Lord Burleigh, the Lord Treasurer and chief minister under Queen Elizabeth I, appears in Puff’s The Spanish Armada as a completely silent man. His simple shaking of the head communicates the need for the English to show a greater spirit if they are to defeat their Spanish enemies.

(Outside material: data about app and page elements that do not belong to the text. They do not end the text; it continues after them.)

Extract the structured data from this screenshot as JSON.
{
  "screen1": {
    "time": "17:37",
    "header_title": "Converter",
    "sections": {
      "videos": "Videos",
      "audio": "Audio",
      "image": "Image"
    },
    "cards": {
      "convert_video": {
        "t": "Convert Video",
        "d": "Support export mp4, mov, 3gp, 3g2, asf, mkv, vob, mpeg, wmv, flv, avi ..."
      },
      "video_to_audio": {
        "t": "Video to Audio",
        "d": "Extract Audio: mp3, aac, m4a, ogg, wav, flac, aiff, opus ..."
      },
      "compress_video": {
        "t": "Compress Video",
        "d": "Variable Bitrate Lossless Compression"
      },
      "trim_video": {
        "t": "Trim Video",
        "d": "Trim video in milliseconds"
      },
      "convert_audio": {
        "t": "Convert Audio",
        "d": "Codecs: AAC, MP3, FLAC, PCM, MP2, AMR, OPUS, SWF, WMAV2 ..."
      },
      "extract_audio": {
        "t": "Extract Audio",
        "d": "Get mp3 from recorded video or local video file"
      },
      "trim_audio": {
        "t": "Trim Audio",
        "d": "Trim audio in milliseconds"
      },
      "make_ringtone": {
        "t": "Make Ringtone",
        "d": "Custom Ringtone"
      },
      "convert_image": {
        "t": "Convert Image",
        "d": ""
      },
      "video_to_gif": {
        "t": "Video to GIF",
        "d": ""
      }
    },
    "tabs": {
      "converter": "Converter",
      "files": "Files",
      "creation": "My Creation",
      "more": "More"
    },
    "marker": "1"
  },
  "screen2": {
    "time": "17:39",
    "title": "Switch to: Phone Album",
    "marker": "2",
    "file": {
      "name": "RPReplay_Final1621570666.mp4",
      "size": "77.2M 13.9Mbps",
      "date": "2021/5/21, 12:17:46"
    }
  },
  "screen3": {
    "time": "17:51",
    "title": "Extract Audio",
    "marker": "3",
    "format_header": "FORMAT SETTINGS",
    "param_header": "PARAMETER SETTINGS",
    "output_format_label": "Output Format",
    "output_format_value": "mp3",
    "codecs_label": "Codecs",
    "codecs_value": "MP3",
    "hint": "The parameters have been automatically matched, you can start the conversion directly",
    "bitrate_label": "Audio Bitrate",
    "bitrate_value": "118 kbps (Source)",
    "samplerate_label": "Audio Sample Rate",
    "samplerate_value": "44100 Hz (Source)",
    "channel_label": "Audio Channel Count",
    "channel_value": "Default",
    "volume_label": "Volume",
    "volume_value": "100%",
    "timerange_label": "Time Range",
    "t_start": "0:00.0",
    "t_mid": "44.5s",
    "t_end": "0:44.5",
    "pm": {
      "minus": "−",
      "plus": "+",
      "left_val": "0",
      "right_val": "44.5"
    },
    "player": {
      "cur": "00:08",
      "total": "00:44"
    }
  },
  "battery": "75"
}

Mr. Dangle is the critic of the play’s title. Dangle’s great love is the stage; the opening scene of the play shows him disregarding newspaper articles about important current events in favor of one that tells him about the theatre. ‘‘I hate all politics but theatrical politics,’’ he explains to his wife as he hurriedly reads of a new play in production. Dangle finds great satisfaction in his position as ‘‘the head of a band of criticks,’’ as his judgment of a play is so widely sought and revered. All members of the theatrical world seek his patronage because his word is enough to spark their careers; as he explains, there are ‘‘applications from all quarters’’ for his ‘‘interest.’’ In act 1, scene ii, for example, Dangle receives some Italian singers in his drawing room and behaves like a king at court, despite the fact that he can barely understand them (or their translator). As his name suggests, there is something silly about a man who ‘‘dangles’’ around theaters and greenrooms, mingling with those who often hold a less-than-respectable position in London society. His self-importance makes him, therefore, an object of gentle ridicule: a man completely caught up in the work of others and determined to tell the public what it should think about its own tastes. Even his wife finds his devotion to theatrical matters laughable and unworthy of the effort with which he peruses them.

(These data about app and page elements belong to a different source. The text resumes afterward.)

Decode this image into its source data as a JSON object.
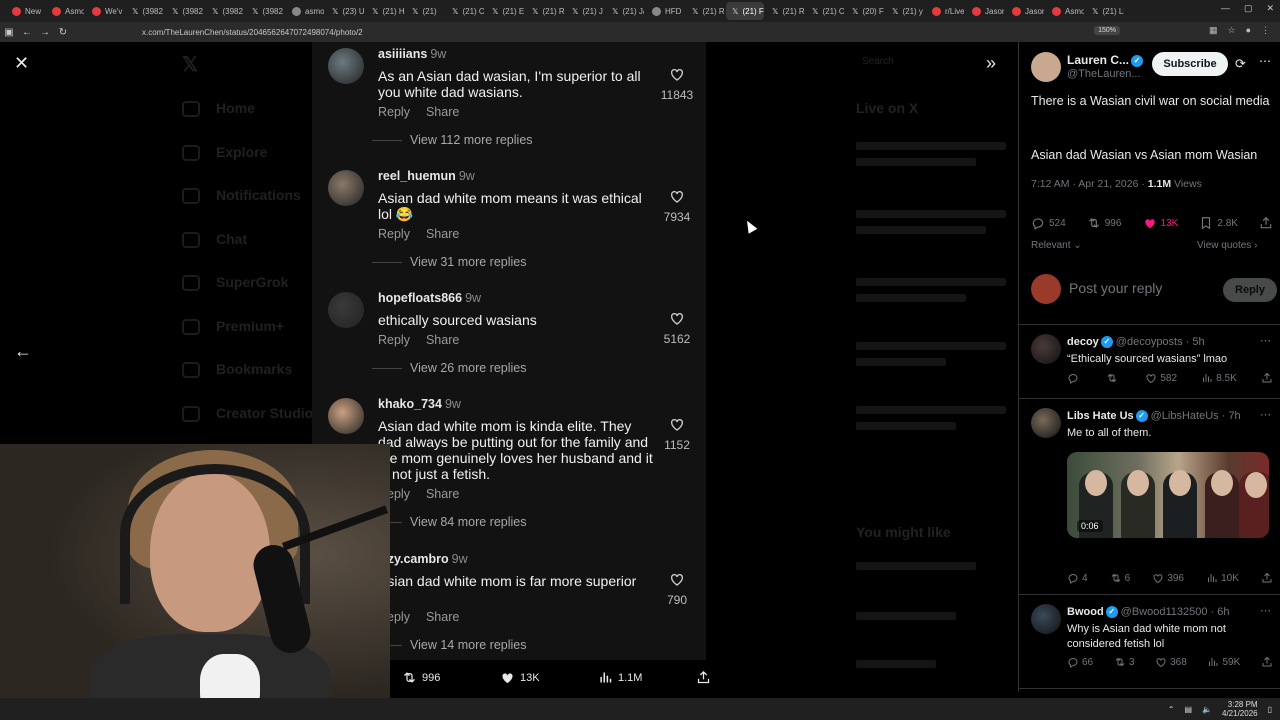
{
  "browser": {
    "tabs": [
      "New",
      "Asmo",
      "We'v",
      "(3982",
      "(3982",
      "(3982",
      "(3982",
      "asmo",
      "(23) U",
      "(21) H",
      "(21)",
      "(21) C",
      "(21) E",
      "(21) R",
      "(21) J",
      "(21) Ja",
      "HFD -",
      "(21) R",
      "(21) F",
      "(21) R",
      "(21) C",
      "(20) F",
      "(21) y",
      "r/Live",
      "Jason",
      "Jason",
      "Asmo",
      "(21) Li"
    ],
    "active_tab_index": 18,
    "url": "x.com/TheLaurenChen/status/2046562647072498074/photo/2",
    "zoom": "150%"
  },
  "background_nav": [
    "Home",
    "Explore",
    "Notifications",
    "Chat",
    "SuperGrok",
    "Premium+",
    "Bookmarks",
    "Creator Studio"
  ],
  "background_right": {
    "search": "Search",
    "live_title": "Live on X",
    "you_might_like": "You might like"
  },
  "comments": [
    {
      "user": "asiiiians",
      "time": "9w",
      "text": "As an Asian dad wasian, I'm superior to all you white dad wasians.",
      "likes": "11843",
      "reply": "Reply",
      "share": "Share",
      "more": "View 112 more replies",
      "avatar_color": "#6a7a80"
    },
    {
      "user": "reel_huemun",
      "time": "9w",
      "text": "Asian dad white mom means it was ethical lol 😂",
      "likes": "7934",
      "reply": "Reply",
      "share": "Share",
      "more": "View 31 more replies",
      "avatar_color": "#8a7a6a"
    },
    {
      "user": "hopefloats866",
      "time": "9w",
      "text": "ethically sourced wasians",
      "likes": "5162",
      "reply": "Reply",
      "share": "Share",
      "more": "View 26 more replies",
      "avatar_color": "#3a3a3a"
    },
    {
      "user": "khako_734",
      "time": "9w",
      "text": "Asian dad white mom is kinda elite. They dad always be putting out for the family and the mom genuinely loves her husband and it is not just a fetish.",
      "likes": "1152",
      "reply": "Reply",
      "share": "Share",
      "more": "View 84 more replies",
      "avatar_color": "#c9a080"
    },
    {
      "user": "izzy.cambro",
      "time": "9w",
      "text": "Asian dad white mom is far more superior",
      "likes": "790",
      "reply": "Reply",
      "share": "Share",
      "more": "View 14 more replies",
      "avatar_color": "#5a4a4a"
    }
  ],
  "media_bar": {
    "retweets": "996",
    "likes": "13K",
    "views": "1.1M"
  },
  "tweet": {
    "author_name": "Lauren C...",
    "author_handle": "@TheLauren...",
    "subscribe_label": "Subscribe",
    "text_line1": "There is a Wasian civil war on social media",
    "text_line2": "Asian dad Wasian vs Asian mom Wasian",
    "time": "7:12 AM · Apr 21, 2026 · ",
    "views_count": "1.1M",
    "views_label": " Views",
    "stats": {
      "replies": "524",
      "retweets": "996",
      "likes": "13K",
      "bookmarks": "2.8K"
    },
    "sort_label": "Relevant",
    "view_quotes": "View quotes",
    "reply_placeholder": "Post your reply",
    "reply_button": "Reply"
  },
  "replies": [
    {
      "name": "decoy",
      "handle": "@decoyposts · 5h",
      "text": "“Ethically sourced wasians” lmao",
      "retweets": "",
      "likes": "582",
      "views": "8.5K",
      "comments": "",
      "avatar_color": "#4a3a3a"
    },
    {
      "name": "Libs Hate Us",
      "handle": "@LibsHateUs · 7h",
      "text": "Me to all of them.",
      "comments": "4",
      "retweets": "6",
      "likes": "396",
      "views": "10K",
      "video_time": "0:06",
      "avatar_color": "#7a6a5a"
    },
    {
      "name": "Bwood",
      "handle": "@Bwood1132500 · 6h",
      "text": "Why is Asian dad white mom not considered fetish lol",
      "comments": "66",
      "retweets": "3",
      "likes": "368",
      "views": "59K",
      "avatar_color": "#3a4a5a"
    }
  ],
  "taskbar": {
    "time": "3:28 PM",
    "date": "4/21/2026"
  },
  "colors": {
    "like_pink": "#f91880",
    "verified_blue": "#1d9bf0",
    "panel_bg": "#121212"
  }
}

Nothing in the play suggests that Dangle is a harsh or brutal judge, as the term ‘‘critic’’ sometimes connotes. Indeed, each complaint he voices against Sir Fretful is followed by ‘‘tho’ he’s my friend’’ to suggest that Dangle takes no joy in trouncing someone’s creative labors. When Sir Fretful arrives at Dangle’s home, Dangle takes pains to spare his feelings when pointing out what he thinks of his latest tragedy: he prefaces his criticism by telling Sir Fretful that his first four acts are the best he ‘‘ever read or saw’’ before stating, ‘‘If I might venture to suggest any thing, it is that the interest rather falls off in the fifth.’’ He furthermore calls the newspapers’ attacks on Sir Fretful’s work ‘‘illnatured to be sure,’’ despite the fact that Sir Fretful’s work seems to warrant such censure.

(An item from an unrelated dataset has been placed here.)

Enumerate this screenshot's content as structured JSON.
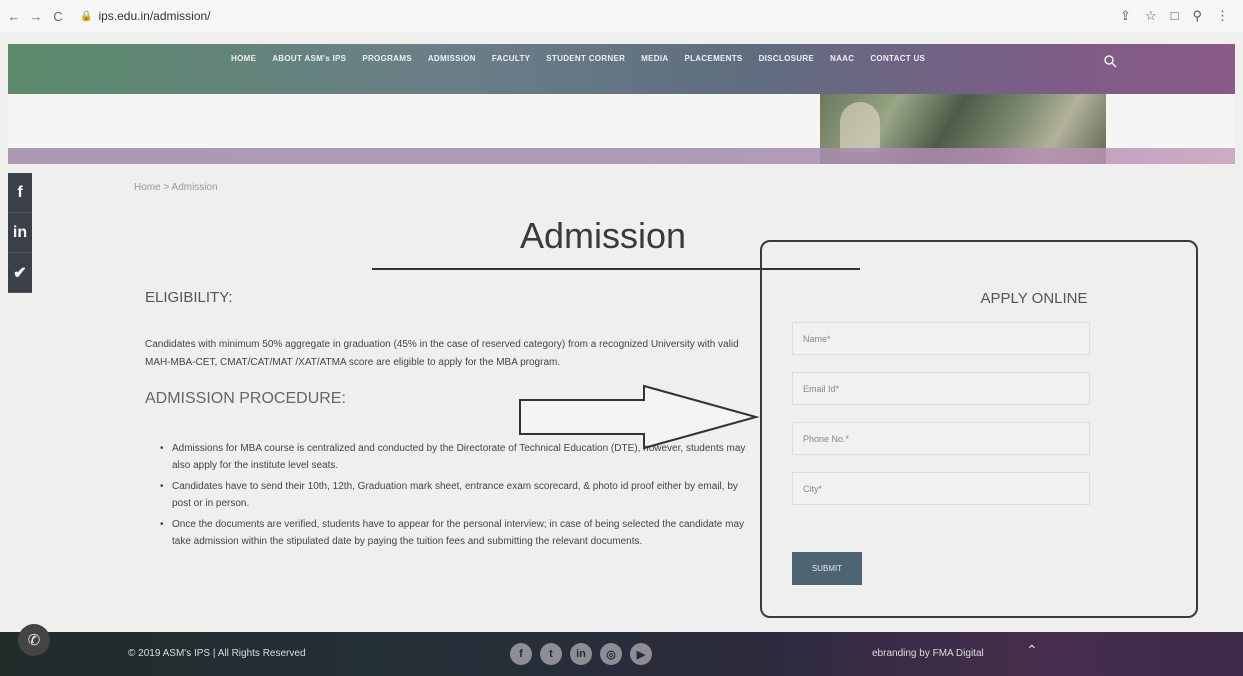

Dangle’s desire to criticize without offending is even more apparent when he watches the rehearsal of Puff’s The Spanish Armada and asks polite questions about its flaws instead of jeering at them outright (as both Sneer and the audience do). Unlike many critics who make names for themselves by tearing down those of their contemporaries’, Dangle enjoys his happy life as a man who reads plays in advance of their production and obtains the finest seats at the theatre.
Unlike her husband, Mrs. Dangle finds his devotion to the theatre childish and confounding. One of her first lines is, ‘‘Now that the plays are begun I shall have no peace’’; it is this ‘‘lack of peace’’ caused by the constant influx of actors, managers, and playwrights into her home that Mrs. Dangle finds irritating. She scolds Dangle for taking no interest in contemporary politics and bemoans the fact that Dangle could, if he showed ‘‘the least spirit,’’ have ‘‘been at the head of one of the Westminster associations.’’ While amusing to the audience, Dangle’s complete lack of interest in anything but the theater irritates his wife: ‘‘I believe,’’ she tells him, ‘‘if the French were landed tomorrow, your first inquiry would be, whether they had brought a theatrical troop with them.’’ Although Dangle tries to involve his wife in his theatrical pursuits, her attitude toward him is unchanging.
Early in the play, Mrs. Dangle complains that her house has become ‘‘the motley rendezvous of all the lackeys of literature’’ and ‘‘an absolute register-office for candidate actors, and poets without character.’’ While Dangle enjoys having his patronage solicited by these ‘‘lackeys,’’ Mrs. Dangle finds their presence unnerving. In act 1, scene ii, Sheridan offers the viewer an example of how Mrs. Dangle deals with these intrusions: after trying to understand both the Italian singer and his interpreter, she tells Dangle, ‘‘Here are two very civil gentlemen trying to make themselves understood, and I don’t know which is the interpreter.’’ Her frustration, however, does not deter Dangle from mingling with performers or abandoning his critical duties.
The Earl of Leicester
A favorite of Queen Elizabeth I, he appears in Puff’s The...